Use Pictures with Hard C And Soft C To Make Learning Fun
With sorting activities like picture sorts, teachers can unlock learning opportunities that bring phonics lessons to life and spark imaginations. Students will be able to listen for sound patterns within words and then segment sounds accordingly as they record the outcomes in a list – hard c versus soft sounds like /s/ or /k/ are even more engaging when highlighted with different colors!
Teach Students Orthographic Mapping With Hard C And Soft C
By introducing phoneme-grapheme mapping, teachers can provide students with an enriching opportunity that expands both their hard C and soft C knowledge. It also strengthens students’ understanding of the alphabetic principle.
Learners will be able to explore the fun challenge of differentiating words by spelling and practice reading those tricky Hard & Soft c’s! Make sure that students say the sound of each letter as they segment the words and then say the letter names as they write the word using the boxes.
Make sure to review the “Milk Truck Rule” if any of the words end in the /k/ sound. It may be helpful to just focus on the beginning and middle of words when first mapping hard and soft C especially with struggling learners.
Go Multi Sensory With Hard C And Soft C Sounds
Nurture your students’ writing skills with a multi-sensory approach! Reinforce the hard C and soft C sounds of ‘c’ through tactile, visual activities: magnetic letters, and letter tiles on textured surfaces. Build learners’ vocabularies while they have fun with a word sort.
Have students listen for the different sounds and attach fluffy pom-poms next to images/words that contain soft ‘cs’ – an engaging way for them to hear the different sounds and see spelling patterns in words!
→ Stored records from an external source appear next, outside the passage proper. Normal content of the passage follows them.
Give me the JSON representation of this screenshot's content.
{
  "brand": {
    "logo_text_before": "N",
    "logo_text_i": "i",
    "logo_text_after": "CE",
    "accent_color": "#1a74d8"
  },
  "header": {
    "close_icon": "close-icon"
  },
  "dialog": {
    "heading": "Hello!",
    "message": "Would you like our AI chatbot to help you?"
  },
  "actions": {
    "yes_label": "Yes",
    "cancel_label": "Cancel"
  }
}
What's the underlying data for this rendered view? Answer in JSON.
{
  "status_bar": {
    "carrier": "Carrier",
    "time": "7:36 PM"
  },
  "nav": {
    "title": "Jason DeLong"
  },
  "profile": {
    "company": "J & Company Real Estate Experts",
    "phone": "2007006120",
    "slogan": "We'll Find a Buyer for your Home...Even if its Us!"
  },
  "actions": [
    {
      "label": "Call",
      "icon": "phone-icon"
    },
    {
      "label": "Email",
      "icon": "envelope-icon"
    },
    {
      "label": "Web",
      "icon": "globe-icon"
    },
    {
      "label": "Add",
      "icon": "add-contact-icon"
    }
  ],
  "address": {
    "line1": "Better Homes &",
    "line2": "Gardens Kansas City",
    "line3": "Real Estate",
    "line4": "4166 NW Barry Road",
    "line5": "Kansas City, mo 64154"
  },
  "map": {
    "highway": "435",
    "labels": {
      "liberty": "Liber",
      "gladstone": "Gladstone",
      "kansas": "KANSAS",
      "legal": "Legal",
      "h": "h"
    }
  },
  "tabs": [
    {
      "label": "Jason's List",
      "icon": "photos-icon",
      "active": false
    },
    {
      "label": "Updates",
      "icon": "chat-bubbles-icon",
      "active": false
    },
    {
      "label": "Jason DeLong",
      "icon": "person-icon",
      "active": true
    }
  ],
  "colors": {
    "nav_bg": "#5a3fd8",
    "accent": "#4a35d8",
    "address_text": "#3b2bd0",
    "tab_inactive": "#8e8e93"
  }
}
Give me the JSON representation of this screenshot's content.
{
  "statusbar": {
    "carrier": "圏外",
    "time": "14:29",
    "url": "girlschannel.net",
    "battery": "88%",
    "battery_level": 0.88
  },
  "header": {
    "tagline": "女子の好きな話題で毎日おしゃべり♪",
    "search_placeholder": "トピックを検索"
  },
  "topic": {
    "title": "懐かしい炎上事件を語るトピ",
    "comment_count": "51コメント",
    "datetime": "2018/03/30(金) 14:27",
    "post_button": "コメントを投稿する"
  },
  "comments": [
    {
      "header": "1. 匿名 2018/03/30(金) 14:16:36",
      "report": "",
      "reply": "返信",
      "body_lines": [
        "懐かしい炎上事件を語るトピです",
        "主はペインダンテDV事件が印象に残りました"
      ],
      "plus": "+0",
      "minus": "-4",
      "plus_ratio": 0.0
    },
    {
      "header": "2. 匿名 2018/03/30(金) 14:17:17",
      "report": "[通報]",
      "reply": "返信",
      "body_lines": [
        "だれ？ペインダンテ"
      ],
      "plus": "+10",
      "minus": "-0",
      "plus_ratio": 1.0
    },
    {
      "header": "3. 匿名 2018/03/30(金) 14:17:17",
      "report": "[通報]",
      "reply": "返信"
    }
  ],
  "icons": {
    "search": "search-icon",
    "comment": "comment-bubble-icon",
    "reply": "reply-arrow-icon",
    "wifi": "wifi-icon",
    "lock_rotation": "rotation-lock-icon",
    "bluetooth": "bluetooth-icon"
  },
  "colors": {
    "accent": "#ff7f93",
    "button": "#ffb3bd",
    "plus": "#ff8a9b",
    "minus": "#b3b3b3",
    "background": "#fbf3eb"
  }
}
Utilize Dictation for Hard C and Soft C
Let’s give our learners a chance to show off what they know about hard and soft sound of <c>! Let them demonstrate their understanding of hard and soft sounds with an exciting dictation session. Dictation will also help teach the alphabetic principle.
Give your students the perfect opportunity to consolidate their learning by dictating 3-5 words made up of hard and soft c words. Once they’ve flexed their phonemic awareness muscles with the two sounds encourage them to complete an even bigger challenge – construct 1-2 sentences or phrases using the dictated word from the lesson.
To make sure everyone can participate, be sure not to include any tricky exceptions, and simply print the free download orthographic mapping template in the freebie library to help you get off on the right foot.
Teaching Hard and Soft C with Games
Students learn better when they are having fun. Looking for a fun way to practice some spelling and reading? Challenge them with our printable wordlist resources and several exciting games. Each right answer leads to rolling the dice making each experience different, so students can keep advancing on an interactive game board over multiple sessions – until they hit their goal of 20-100 points! Play “Go Fish”, “Memory” or “Word War” – it’s such an effective way to teach spelling patterns at school AND home without kids even realizing how much learning is going on. Plus if you have any other helpful ideas please leave us a comment below, your feedback is always valued!
With the range of resources and ideas mentioned above, you can now confidently help your students explore the wonderful world of words. Use hard and soft c to make learning fun with activities like picture sorts, orthographic mapping, multi-sensory approaches, dictation sessions, and games – we hope they inspire a love of language in your learners!
Happy Smart and Special Teaching! 🙂
Download Free Resources for Teaching Hard and Soft C
Q: What is the Spelling and Reading Rule Soft C?
A: The reading and spelling rule for soft c teaches that when the letter c is followed by a vowel, e, i, or y then the C says its soft sound for the letter /s/.
Q: What is the Spelling and Reading Rule Hard C?
A: When a <C> is followed by a vowel a, o, u, or any consonants the <C> says /K/.